Federal attempts to protect the network of devices and sensors -- for consumers and agencies -- are gradually building.
As the "Internet of Things” enters common parlance, the federal government’s attempts to protect the network of devices and sensors -- both for consumers and government agencies -- are gradually building.
For consumers, an unprotected network could grant criminals access to their financial data, or even allow hackers to kill the transmission of their cars, as demonstrated in Wired this summer. For federal agencies beginning to use sensor networks -- perhaps to monitor the location of truck fleets or rail lines, among other applications -- the physical risks resulting from cyber intrusions multiply, according to Deloitte researcher Joe Mariani.
“The threats are different,” as Mariani put it. As consumers plug into the Internet of Things, they’re most vulnerable to criminals aiming to exploit their personal data.
“The government data does face another threat from more malicious actors who don’t just want data for their own purposes,” but are interested in perpetrating larger-scale data breaches, falsifying data or controlling the physical assets on the network, he explained.
A new report from tech research firm IDC forecasts that government use of the Internet of Things will grow at a compound annual rate of 17.1 percent until 2018. In March, the Senate passed a National Resolution for the Internet of Things, which proposed that the government "commit itself to using the Internet of Things to improve its efficiency and effectiveness and cut waste, fraud and abuse whenever possible.”
As federal adoption grows (current users span from the U.S. Geological Survey, which uses sensors to monitor river bacteria, to the State Department using iPhones to detect nuclear weapons testing), there are a handful of recent efforts to secure the Internet of Things -- and also to generally warn users about its potential pitfalls.
In September, for instance, the U.S. Computer Emergency Response Team and the FBI issued alerts about security risks associated with the Internet of Things. Among scenarios they outlined were criminals breaking into connected gas pumps and creating gas shortages or overfilling vehicles’ tanks to dangerous levels.
The FBI and CERT security warnings suggested users “isolate IoT devices on their own protected networks” and upgrade device passwords to strong ones, among other tips.
That same month, the Defense Advanced Research Projects Agency announced plans to award $36 million for the first phase of research about systems that can monitor devices in the Internet of Things. That project intends to focus on the involuntary emissions from devices -- electromagnetic, acoustic, thermal, and power fluctuations to gather information about software running on the device. (This could help researchers tell which part of a device’s memory is being accessed, according to the DARPA announcement.)
Another ongoing DARPA program called SHIELD -- Supply Chain Hardware Integrity for Electronics Defense -- aims to detect counterfeited circuits or impostor devices.
The National Security Agency even has a laboratory dedicated to the Internet of Things. Its Laboratory for Telecommunication Sciences studies the security elements in networks of devices from various manufacturers.
The National Institute of Standards in Technology has been drafting standards for privacy and security for technology companies, ultimately aimed at protecting Internet of Things adopters including consumers and government users.

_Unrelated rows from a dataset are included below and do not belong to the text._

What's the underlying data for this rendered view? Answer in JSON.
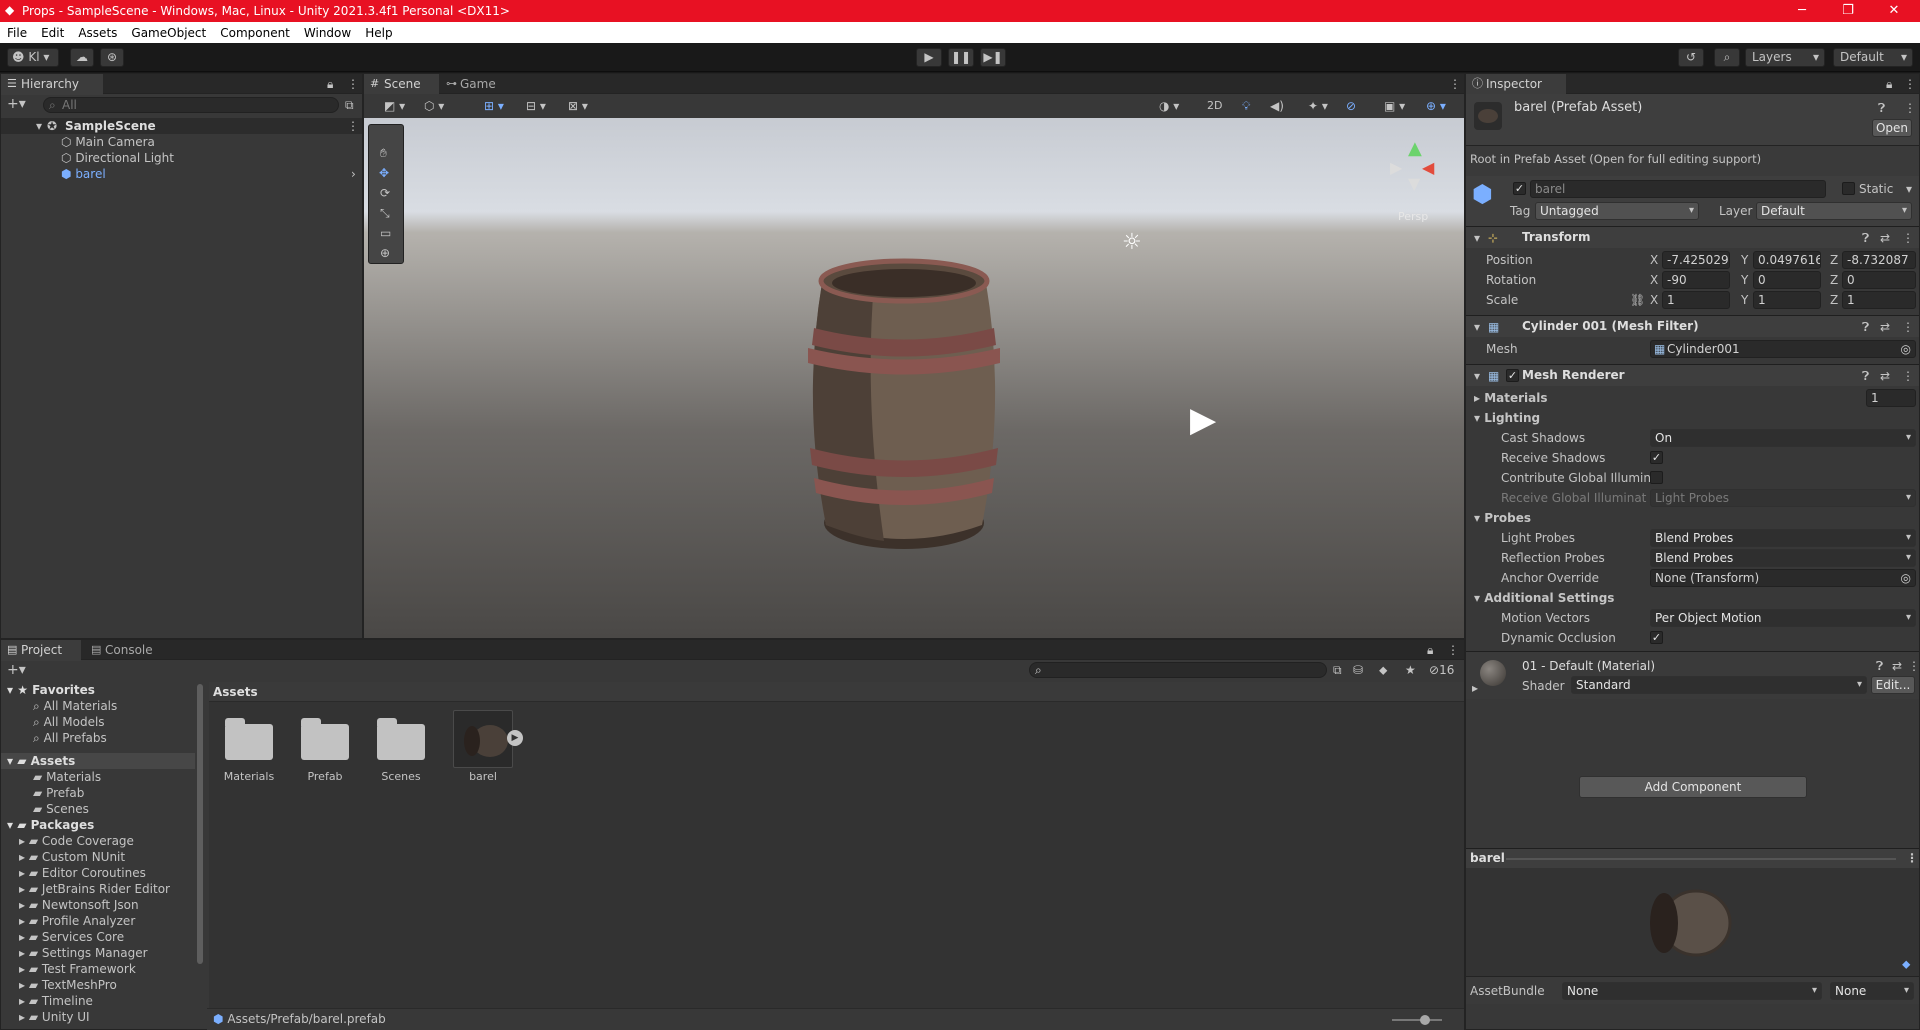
{
  "window": {
    "title": "Props - SampleScene - Windows, Mac, Linux - Unity 2021.3.4f1 Personal <DX11>"
  },
  "menu": [
    "File",
    "Edit",
    "Assets",
    "GameObject",
    "Component",
    "Window",
    "Help"
  ],
  "toolbar": {
    "account": "Kl",
    "layers": "Layers",
    "layout": "Default"
  },
  "hierarchy": {
    "tab": "Hierarchy",
    "search_placeholder": "All",
    "scene": "SampleScene",
    "items": [
      "Main Camera",
      "Directional Light",
      "barel"
    ]
  },
  "scene_view": {
    "tabs": [
      "Scene",
      "Game"
    ],
    "mode_2d": "2D",
    "persp": "Persp"
  },
  "project": {
    "tabs": [
      "Project",
      "Console"
    ],
    "hidden_count": "16",
    "breadcrumb": "Assets",
    "path": "Assets/Prefab/barel.prefab",
    "favorites": {
      "label": "Favorites",
      "items": [
        "All Materials",
        "All Models",
        "All Prefabs"
      ]
    },
    "assets": {
      "label": "Assets",
      "items": [
        "Materials",
        "Prefab",
        "Scenes"
      ]
    },
    "packages": {
      "label": "Packages",
      "items": [
        "Code Coverage",
        "Custom NUnit",
        "Editor Coroutines",
        "JetBrains Rider Editor",
        "Newtonsoft Json",
        "Profile Analyzer",
        "Services Core",
        "Settings Manager",
        "Test Framework",
        "TextMeshPro",
        "Timeline",
        "Unity UI"
      ]
    },
    "grid": [
      "Materials",
      "Prefab",
      "Scenes",
      "barel"
    ]
  },
  "inspector": {
    "tab": "Inspector",
    "title": "barel (Prefab Asset)",
    "open": "Open",
    "note": "Root in Prefab Asset (Open for full editing support)",
    "name": "barel",
    "static": "Static",
    "tag_label": "Tag",
    "tag": "Untagged",
    "layer_label": "Layer",
    "layer": "Default",
    "transform": {
      "title": "Transform",
      "pos_label": "Position",
      "rot_label": "Rotation",
      "scale_label": "Scale",
      "pos": [
        "-7.425029",
        "0.0497616",
        "-8.732087"
      ],
      "rot": [
        "-90",
        "0",
        "0"
      ],
      "scale": [
        "1",
        "1",
        "1"
      ]
    },
    "mesh_filter": {
      "title": "Cylinder 001 (Mesh Filter)",
      "mesh_label": "Mesh",
      "mesh": "Cylinder001"
    },
    "renderer": {
      "title": "Mesh Renderer",
      "materials": "Materials",
      "materials_count": "1",
      "lighting": "Lighting",
      "cast_label": "Cast Shadows",
      "cast": "On",
      "receive_label": "Receive Shadows",
      "contrib_label": "Contribute Global Illuminat",
      "rgi_label": "Receive Global Illuminatio",
      "rgi": "Light Probes",
      "probes": "Probes",
      "lp_label": "Light Probes",
      "lp": "Blend Probes",
      "rp_label": "Reflection Probes",
      "rp": "Blend Probes",
      "anchor_label": "Anchor Override",
      "anchor": "None (Transform)",
      "additional": "Additional Settings",
      "mv_label": "Motion Vectors",
      "mv": "Per Object Motion",
      "occ_label": "Dynamic Occlusion"
    },
    "material": {
      "title": "01 - Default (Material)",
      "shader_label": "Shader",
      "shader": "Standard",
      "edit": "Edit..."
    },
    "add_component": "Add Component",
    "preview_title": "barel",
    "assetbundle": {
      "label": "AssetBundle",
      "name": "None",
      "variant": "None"
    }
  }
}
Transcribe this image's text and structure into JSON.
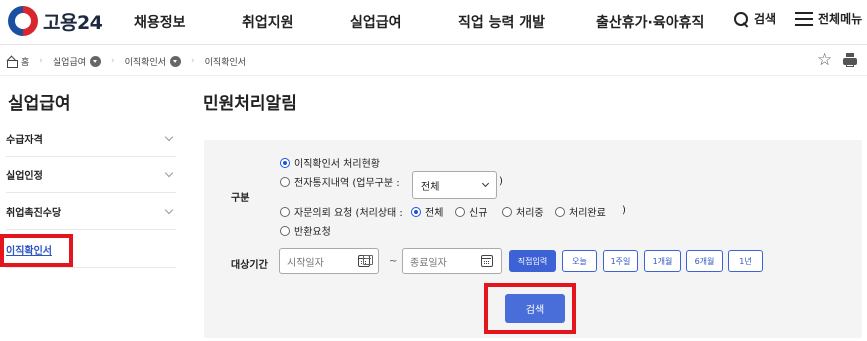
{
  "header": {
    "logo_text": "고용24",
    "nav": [
      "채용정보",
      "취업지원",
      "실업급여",
      "직업 능력 개발",
      "출산휴가·육아휴직"
    ],
    "search_label": "검색",
    "menu_label": "전체메뉴"
  },
  "breadcrumb": {
    "home": "홈",
    "items": [
      "실업급여",
      "이직확인서",
      "이직확인서"
    ]
  },
  "sidebar": {
    "title": "실업급여",
    "items": [
      {
        "label": "수급자격"
      },
      {
        "label": "실업인정"
      },
      {
        "label": "취업촉진수당"
      },
      {
        "label": "이직확인서"
      }
    ]
  },
  "main": {
    "title": "민원처리알림",
    "category_label": "구분",
    "options": {
      "status": "이직확인서 처리현황",
      "edoc": "전자통지내역 (업무구분 :",
      "consult": "자문의뢰 요청 (처리상태 :",
      "return": "반환요청"
    },
    "work_select_value": "전체",
    "close_paren": ")",
    "process_states": [
      "전체",
      "신규",
      "처리중",
      "처리완료"
    ],
    "period_label": "대상기간",
    "start_placeholder": "시작일자",
    "end_placeholder": "종료일자",
    "tilde": "~",
    "period_buttons": [
      "직접입력",
      "오늘",
      "1주일",
      "1개월",
      "6개월",
      "1년"
    ],
    "search_button": "검색"
  },
  "colors": {
    "accent": "#3d62d6",
    "highlight": "#e4151c",
    "active_link": "#2f55c4"
  }
}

Also in September, NIST released a Draft Framework for Cyber-Physical Systems, meant to serve as a how-to guide for device manufacturers attempting to create safer devices.
Traditionally, "IT cybersecurity" focuses on "mitigating the impact of cyberattacks," that framework said. Standards for the Internet of Things, a "cyberphysical system" -- or a virtual network controlling physical entities -- must "consider the coordinated exploitation of both physical and cyber vulnerabilities," according to that framework.
NIST is also developing standards aimed at protecting consumer privacy in the Internet of Things, noted Isaac Potoczny-Jones, research lead for computer science at Galois, a company working with NIST on consumer privacy.
“A lot of the Internet has this financial basis around making the user into the product, not the consumer," he told Nextgov. "The user’s private data is really the product and that product is sold elsewhere -- we see a potential for that happening on the Internet of Things."
Galois is working with NIST on a pilot in which consumers' information, culled from smart-home services, could be integrated into a "privacy preserving data store," Potoczny-Jones said.
These efforts to protect the Internet of Things have arisen out of necessity -- connectivity is simply too ubiquitous to ignore, Deloitte Director of Public Sector Research Bill Eggers, who recently co-authored a report on the Internet of Things in Government, said in an interview.
"It's not whether the government gets to decide whether they're going to go all in on [Internet of Things] or not," he said. "Governments really have no choice."
Correction: An earlier version of this article misstated Joe Mariani's job title.